Getting a divorce can be complicated when children are involved. However, there may be several different outcomes for embryos that have been frozen but not yet implanted that belong to Ohio couples who have broken up. In some cases, they may be destroyed, donated for medical research purposes or kept frozen for the time being.
Unfortunately, there is little case law as it relates to couples who have gotten divorced. Therefore, there may be little to no guidance as to how such a case should be resolved. As a general rule, embryos created while a couple is married belong to both parties to the marriage.

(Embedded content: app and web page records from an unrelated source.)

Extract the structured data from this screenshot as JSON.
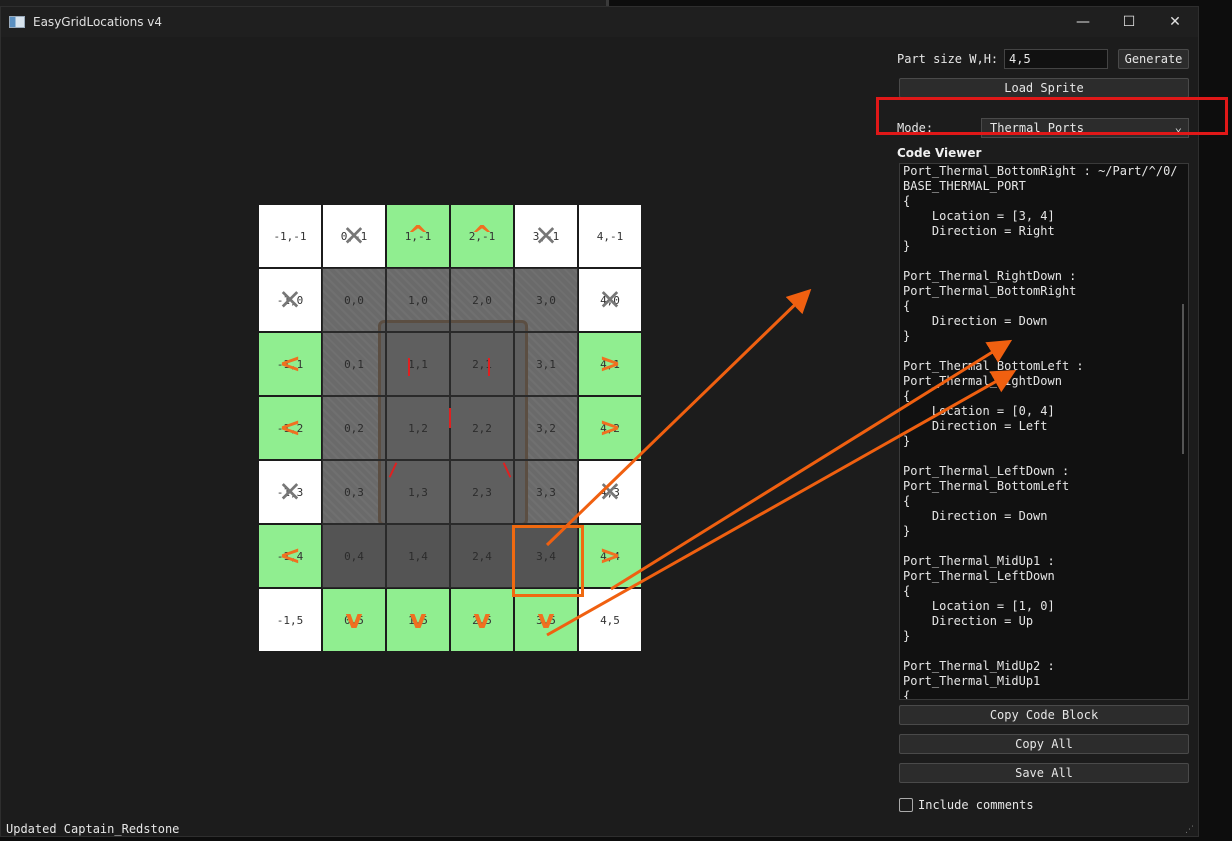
{
  "window": {
    "title": "EasyGridLocations v4"
  },
  "controls": {
    "minimize": "—",
    "maximize": "☐",
    "close": "✕"
  },
  "panel": {
    "part_size_label": "Part size W,H:",
    "part_size_value": "4,5",
    "generate_label": "Generate",
    "load_sprite_label": "Load Sprite",
    "mode_label": "Mode:",
    "mode_value": "Thermal Ports",
    "code_viewer_title": "Code Viewer",
    "code_text": "Port_Thermal_BottomRight : ~/Part/^/0/\nBASE_THERMAL_PORT\n{\n    Location = [3, 4]\n    Direction = Right\n}\n\nPort_Thermal_RightDown :\nPort_Thermal_BottomRight\n{\n    Direction = Down\n}\n\nPort_Thermal_BottomLeft :\nPort_Thermal_RightDown\n{\n    Location = [0, 4]\n    Direction = Left\n}\n\nPort_Thermal_LeftDown :\nPort_Thermal_BottomLeft\n{\n    Direction = Down\n}\n\nPort_Thermal_MidUp1 :\nPort_Thermal_LeftDown\n{\n    Location = [1, 0]\n    Direction = Up\n}\n\nPort_Thermal_MidUp2 :\nPort_Thermal_MidUp1\n{",
    "copy_code_block_label": "Copy Code Block",
    "copy_all_label": "Copy All",
    "save_all_label": "Save All",
    "include_comments_label": "Include comments",
    "include_comments_checked": false
  },
  "status": {
    "text": "Updated Captain_Redstone"
  },
  "grid": {
    "rows": [
      [
        {
          "label": "-1,-1",
          "bg": "white",
          "mark": ""
        },
        {
          "label": "0,-1",
          "bg": "white",
          "mark": "x"
        },
        {
          "label": "1,-1",
          "bg": "green",
          "mark": "up"
        },
        {
          "label": "2,-1",
          "bg": "green",
          "mark": "up"
        },
        {
          "label": "3,-1",
          "bg": "white",
          "mark": "x"
        },
        {
          "label": "4,-1",
          "bg": "white",
          "mark": ""
        }
      ],
      [
        {
          "label": "-1,0",
          "bg": "white",
          "mark": "x"
        },
        {
          "label": "0,0",
          "bg": "sprite",
          "mark": ""
        },
        {
          "label": "1,0",
          "bg": "sprite",
          "mark": ""
        },
        {
          "label": "2,0",
          "bg": "sprite",
          "mark": ""
        },
        {
          "label": "3,0",
          "bg": "sprite",
          "mark": ""
        },
        {
          "label": "4,0",
          "bg": "white",
          "mark": "x"
        }
      ],
      [
        {
          "label": "-1,1",
          "bg": "green",
          "mark": "left"
        },
        {
          "label": "0,1",
          "bg": "sprite",
          "mark": ""
        },
        {
          "label": "1,1",
          "bg": "sprite",
          "mark": ""
        },
        {
          "label": "2,1",
          "bg": "sprite",
          "mark": ""
        },
        {
          "label": "3,1",
          "bg": "sprite",
          "mark": ""
        },
        {
          "label": "4,1",
          "bg": "green",
          "mark": "right"
        }
      ],
      [
        {
          "label": "-1,2",
          "bg": "green",
          "mark": "left"
        },
        {
          "label": "0,2",
          "bg": "sprite",
          "mark": ""
        },
        {
          "label": "1,2",
          "bg": "sprite",
          "mark": ""
        },
        {
          "label": "2,2",
          "bg": "sprite",
          "mark": ""
        },
        {
          "label": "3,2",
          "bg": "sprite",
          "mark": ""
        },
        {
          "label": "4,2",
          "bg": "green",
          "mark": "right"
        }
      ],
      [
        {
          "label": "-1,3",
          "bg": "white",
          "mark": "x"
        },
        {
          "label": "0,3",
          "bg": "sprite",
          "mark": ""
        },
        {
          "label": "1,3",
          "bg": "sprite",
          "mark": ""
        },
        {
          "label": "2,3",
          "bg": "sprite",
          "mark": ""
        },
        {
          "label": "3,3",
          "bg": "sprite",
          "mark": ""
        },
        {
          "label": "4,3",
          "bg": "white",
          "mark": "x"
        }
      ],
      [
        {
          "label": "-1,4",
          "bg": "green",
          "mark": "left"
        },
        {
          "label": "0,4",
          "bg": "sprite",
          "mark": ""
        },
        {
          "label": "1,4",
          "bg": "sprite",
          "mark": ""
        },
        {
          "label": "2,4",
          "bg": "sprite",
          "mark": ""
        },
        {
          "label": "3,4",
          "bg": "sprite",
          "mark": ""
        },
        {
          "label": "4,4",
          "bg": "green",
          "mark": "right"
        }
      ],
      [
        {
          "label": "-1,5",
          "bg": "white",
          "mark": ""
        },
        {
          "label": "0,5",
          "bg": "green",
          "mark": "down"
        },
        {
          "label": "1,5",
          "bg": "green",
          "mark": "down"
        },
        {
          "label": "2,5",
          "bg": "green",
          "mark": "down"
        },
        {
          "label": "3,5",
          "bg": "green",
          "mark": "down"
        },
        {
          "label": "4,5",
          "bg": "white",
          "mark": ""
        }
      ]
    ]
  },
  "colors": {
    "green_cell": "#90ee90",
    "arrow": "#f07020",
    "highlight": "#e01818"
  },
  "icons": {
    "x_mark": "x-mark-icon",
    "up": "up-arrow-icon",
    "down": "down-arrow-icon",
    "left": "left-arrow-icon",
    "right": "right-arrow-icon"
  }
}
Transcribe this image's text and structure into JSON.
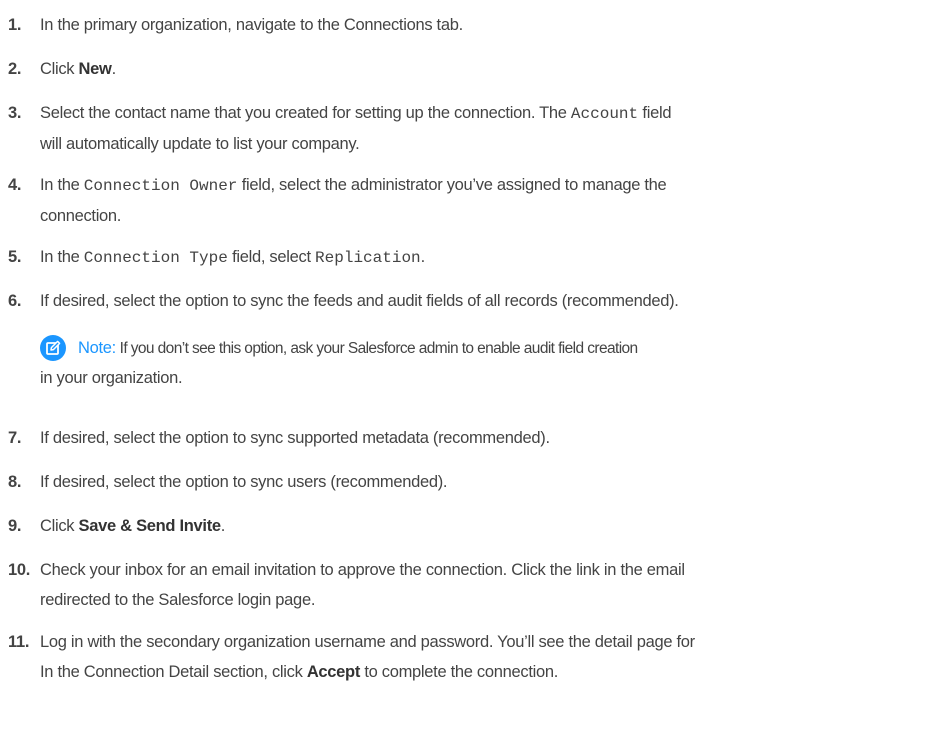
{
  "steps": [
    {
      "num": "1.",
      "text": "In the primary organization, navigate to the Connections tab."
    },
    {
      "num": "2.",
      "pre": "Click ",
      "bold": "New",
      "post": "."
    },
    {
      "num": "3.",
      "pre": "Select the contact name that you created for setting up the connection. The ",
      "code": "Account",
      "post": " field",
      "line2": "will automatically update to list your company."
    },
    {
      "num": "4.",
      "pre": "In the ",
      "code": "Connection Owner",
      "post": " field, select the administrator you’ve assigned to manage the",
      "line2": "connection."
    },
    {
      "num": "5.",
      "pre": "In the ",
      "code": "Connection Type",
      "mid": " field, select ",
      "code2": "Replication",
      "post": "."
    },
    {
      "num": "6.",
      "text": "If desired, select the option to sync the feeds and audit fields of all records (recommended)."
    },
    {
      "num": "7.",
      "text": "If desired, select the option to sync supported metadata (recommended)."
    },
    {
      "num": "8.",
      "text": "If desired, select the option to sync users (recommended)."
    },
    {
      "num": "9.",
      "pre": "Click ",
      "bold": "Save & Send Invite",
      "post": "."
    },
    {
      "num": "10.",
      "text": "Check your inbox for an email invitation to approve the connection. Click the link in the email",
      "line2": "redirected to the Salesforce login page."
    },
    {
      "num": "11.",
      "text": "Log in with the secondary organization username and password. You’ll see the detail page for",
      "pre2": "In the Connection Detail section, click ",
      "bold2": "Accept",
      "post2": " to complete the connection."
    }
  ],
  "note": {
    "label": "Note:",
    "text": " If you don’t see this option, ask your Salesforce admin to enable audit field creation",
    "line2": "in your organization.",
    "icon": "edit-note-icon",
    "accent": "#1b96ff"
  }
}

However, if a single woman creates an embryo with sperm from a donor, that donor has no rights to the embryo.
Courts tend to believe that no one should be forced to become a parent against his or her will. They also tend to believe that embryos shouldn't be destroyed if it may prevent a person from becoming a biological parent in the future. Typically, cryogenic facilities will store embryos indefinitely assuming that storage fees are paid, which can be as high as $1,000 per year depending on where they are stored.
If an individual is going through the divorce process, he or she may wish to talk with an attorney. Legal counsel may be able to explain the property division process and how certain assets may be split. In the event that a couple had embryos frozen while married, legal counsel may want to help negotiate a reasonable settlement agreement that accounts for the wishes of both parties.